Stephen R. Latham is director of the Interdisciplinary Center for Bioethics at Yale University. He has published on a broad range of issues at the intersection of bioethics and law. He is a former board member of the American Society for Bioethics and Humanities, a former graduate fellow of Harvard’s Safra Center on Ethics, and a former research fellow of the University of Edinburgh’s Institute for Advanced Studies in Humanities.

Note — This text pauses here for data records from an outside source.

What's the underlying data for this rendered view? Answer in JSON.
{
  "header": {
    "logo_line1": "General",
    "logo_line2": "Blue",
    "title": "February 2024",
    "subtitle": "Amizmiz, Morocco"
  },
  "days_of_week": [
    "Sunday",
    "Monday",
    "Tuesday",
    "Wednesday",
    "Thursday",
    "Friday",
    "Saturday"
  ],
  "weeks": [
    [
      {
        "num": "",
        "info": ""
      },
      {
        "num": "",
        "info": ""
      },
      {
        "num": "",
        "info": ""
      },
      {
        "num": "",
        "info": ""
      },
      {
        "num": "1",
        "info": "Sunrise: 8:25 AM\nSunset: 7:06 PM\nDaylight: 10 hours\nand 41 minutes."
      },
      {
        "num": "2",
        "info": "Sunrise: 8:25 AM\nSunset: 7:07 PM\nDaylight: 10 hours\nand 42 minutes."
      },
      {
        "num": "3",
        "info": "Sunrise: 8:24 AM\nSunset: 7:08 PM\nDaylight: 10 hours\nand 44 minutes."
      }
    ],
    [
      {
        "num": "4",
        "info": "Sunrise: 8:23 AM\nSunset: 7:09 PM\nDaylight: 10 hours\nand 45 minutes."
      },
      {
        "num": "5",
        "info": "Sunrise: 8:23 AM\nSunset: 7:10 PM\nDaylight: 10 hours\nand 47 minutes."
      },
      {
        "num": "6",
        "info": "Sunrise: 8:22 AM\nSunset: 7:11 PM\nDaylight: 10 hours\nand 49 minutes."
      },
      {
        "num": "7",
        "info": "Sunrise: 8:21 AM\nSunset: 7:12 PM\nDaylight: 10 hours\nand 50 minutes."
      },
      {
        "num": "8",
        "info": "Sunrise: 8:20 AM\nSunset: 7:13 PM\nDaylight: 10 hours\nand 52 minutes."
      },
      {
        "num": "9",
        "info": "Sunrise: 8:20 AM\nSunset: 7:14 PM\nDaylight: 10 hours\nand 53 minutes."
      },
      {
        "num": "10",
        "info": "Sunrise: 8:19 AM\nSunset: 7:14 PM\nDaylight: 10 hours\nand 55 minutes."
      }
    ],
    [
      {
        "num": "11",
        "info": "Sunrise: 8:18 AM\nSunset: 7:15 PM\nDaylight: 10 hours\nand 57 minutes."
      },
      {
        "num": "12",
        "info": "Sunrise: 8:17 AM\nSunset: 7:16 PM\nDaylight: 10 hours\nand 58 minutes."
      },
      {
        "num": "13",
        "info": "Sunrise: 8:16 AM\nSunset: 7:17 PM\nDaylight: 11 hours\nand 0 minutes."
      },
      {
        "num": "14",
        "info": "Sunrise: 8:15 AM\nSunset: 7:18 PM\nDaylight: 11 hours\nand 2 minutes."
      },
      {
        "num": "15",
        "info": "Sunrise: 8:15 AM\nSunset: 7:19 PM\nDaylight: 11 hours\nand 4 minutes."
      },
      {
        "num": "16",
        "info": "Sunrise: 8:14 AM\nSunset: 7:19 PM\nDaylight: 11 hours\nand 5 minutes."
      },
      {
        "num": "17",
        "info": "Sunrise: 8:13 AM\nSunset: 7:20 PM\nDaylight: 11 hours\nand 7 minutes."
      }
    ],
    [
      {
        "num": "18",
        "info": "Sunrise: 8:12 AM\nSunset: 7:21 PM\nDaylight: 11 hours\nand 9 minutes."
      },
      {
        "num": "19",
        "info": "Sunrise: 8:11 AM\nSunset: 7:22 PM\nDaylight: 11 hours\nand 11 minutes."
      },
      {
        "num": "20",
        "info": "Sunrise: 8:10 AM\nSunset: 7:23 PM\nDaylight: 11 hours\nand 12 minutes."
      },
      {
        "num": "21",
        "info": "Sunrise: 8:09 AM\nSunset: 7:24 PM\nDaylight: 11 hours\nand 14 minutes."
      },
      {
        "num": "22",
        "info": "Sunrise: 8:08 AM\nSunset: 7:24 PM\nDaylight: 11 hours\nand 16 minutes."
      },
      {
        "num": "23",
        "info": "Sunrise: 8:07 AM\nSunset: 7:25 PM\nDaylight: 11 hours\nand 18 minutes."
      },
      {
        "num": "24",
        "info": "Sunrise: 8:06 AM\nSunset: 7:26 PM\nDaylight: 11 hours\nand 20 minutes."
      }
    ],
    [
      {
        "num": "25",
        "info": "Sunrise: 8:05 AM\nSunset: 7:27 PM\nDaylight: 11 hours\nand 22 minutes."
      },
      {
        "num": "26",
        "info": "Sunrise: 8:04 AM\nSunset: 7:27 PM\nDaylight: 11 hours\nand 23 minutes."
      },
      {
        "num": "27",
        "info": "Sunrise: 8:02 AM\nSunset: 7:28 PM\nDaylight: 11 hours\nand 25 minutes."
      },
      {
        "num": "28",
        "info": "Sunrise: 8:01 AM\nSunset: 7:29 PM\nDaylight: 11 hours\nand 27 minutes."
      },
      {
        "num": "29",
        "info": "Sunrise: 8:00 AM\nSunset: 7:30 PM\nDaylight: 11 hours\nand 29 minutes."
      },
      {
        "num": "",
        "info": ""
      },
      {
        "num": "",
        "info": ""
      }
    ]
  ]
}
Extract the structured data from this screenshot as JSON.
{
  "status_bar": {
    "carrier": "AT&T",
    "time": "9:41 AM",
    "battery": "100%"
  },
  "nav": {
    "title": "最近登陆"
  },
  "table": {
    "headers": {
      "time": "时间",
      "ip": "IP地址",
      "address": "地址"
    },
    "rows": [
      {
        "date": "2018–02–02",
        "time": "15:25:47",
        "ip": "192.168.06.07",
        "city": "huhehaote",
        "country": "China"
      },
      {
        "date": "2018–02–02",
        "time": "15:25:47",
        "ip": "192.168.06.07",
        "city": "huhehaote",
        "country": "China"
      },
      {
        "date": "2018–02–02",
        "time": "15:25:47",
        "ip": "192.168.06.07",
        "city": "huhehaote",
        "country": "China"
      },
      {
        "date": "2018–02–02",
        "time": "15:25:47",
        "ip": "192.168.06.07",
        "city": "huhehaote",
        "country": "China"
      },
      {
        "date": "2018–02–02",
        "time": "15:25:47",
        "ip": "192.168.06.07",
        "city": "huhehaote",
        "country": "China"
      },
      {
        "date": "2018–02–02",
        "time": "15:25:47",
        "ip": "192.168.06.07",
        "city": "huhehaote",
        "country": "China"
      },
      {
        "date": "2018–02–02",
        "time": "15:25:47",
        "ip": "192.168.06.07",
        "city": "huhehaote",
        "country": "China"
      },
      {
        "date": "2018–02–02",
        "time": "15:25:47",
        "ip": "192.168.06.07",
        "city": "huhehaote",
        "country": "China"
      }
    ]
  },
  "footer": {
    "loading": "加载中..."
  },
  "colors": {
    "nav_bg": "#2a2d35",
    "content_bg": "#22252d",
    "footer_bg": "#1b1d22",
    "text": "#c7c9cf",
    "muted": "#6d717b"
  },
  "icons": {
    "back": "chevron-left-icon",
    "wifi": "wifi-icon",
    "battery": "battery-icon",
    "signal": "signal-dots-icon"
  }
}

His current research includes a project funded by the Robert Wood Johnson Foundation to create a database of state statutes and cases criminalizing HIV exposure and a project on a legal framework for newborn whole-exome screening.
- 1. The widely accepted “Three Rs” terminology was first introduced into the animal research literature in W.M.S. Russell and R.L. Burch, The Principals of Human Experimentation Technique (London: Methuen, 1959).↵
- 2. A detailed account of the confluence of these two streams of regulation (to which my brief discussion here is heavily indebted) is provided by L. Carbone, What Animals Want: Expertise and Advocacy in Laboratory Animal Welfare Policy (Oxford, U.K.: Oxford University Press, 2004), p. 34ff.↵
- 3. Wild-caught rats and mice are included in the regulations. For more detail, see Carbone, What Animals Want, p. 69ff.↵
- 4. National Research Council, Guide for the Care and Use of Laboratory Animals, 8th ed.(Washington, D.C.: National Academies Press, 2011).↵
- 5. U.S. Department of Health and Human Services, 45 CFR 46.↵
- 6. See, for example, S. Plous and H. Herzog, “Reliability of Protocol Reviews for Animals Research,” Science 293 (2001): 608-9.↵
- 7. See, for example, the statement of Dr. Isis Johnson-Brown, USDA whistleblower, alleging regulatory inaction on her report criticizing cage conditions at the Oregon Primate Center, at http://www.all-creatures.org/saen/articles-statementofijb.html, accessed October 2, 2012.↵
- 8. USDA Office of Inspector General, Western Region, “Audit Report: APHIS Animal Care Program Inspection and Enforcement Activities,” Report No. 33002-3-SF, September 2005, p. i, http://www.usda.gov/oig/webdocs/33002-03-SF.pdf.↵
- 9. See Institute of Medicine, Committee on the Use of Chimpanzees in Biomedical and Behavioral Research: Assessing the Necessity (Washington, D.C.: National Academies Press, 2011); B.M. Altevogt et al., “Guiding Limited Use of Chimpanzees in Research,” Science 335 (2012): 41-42.↵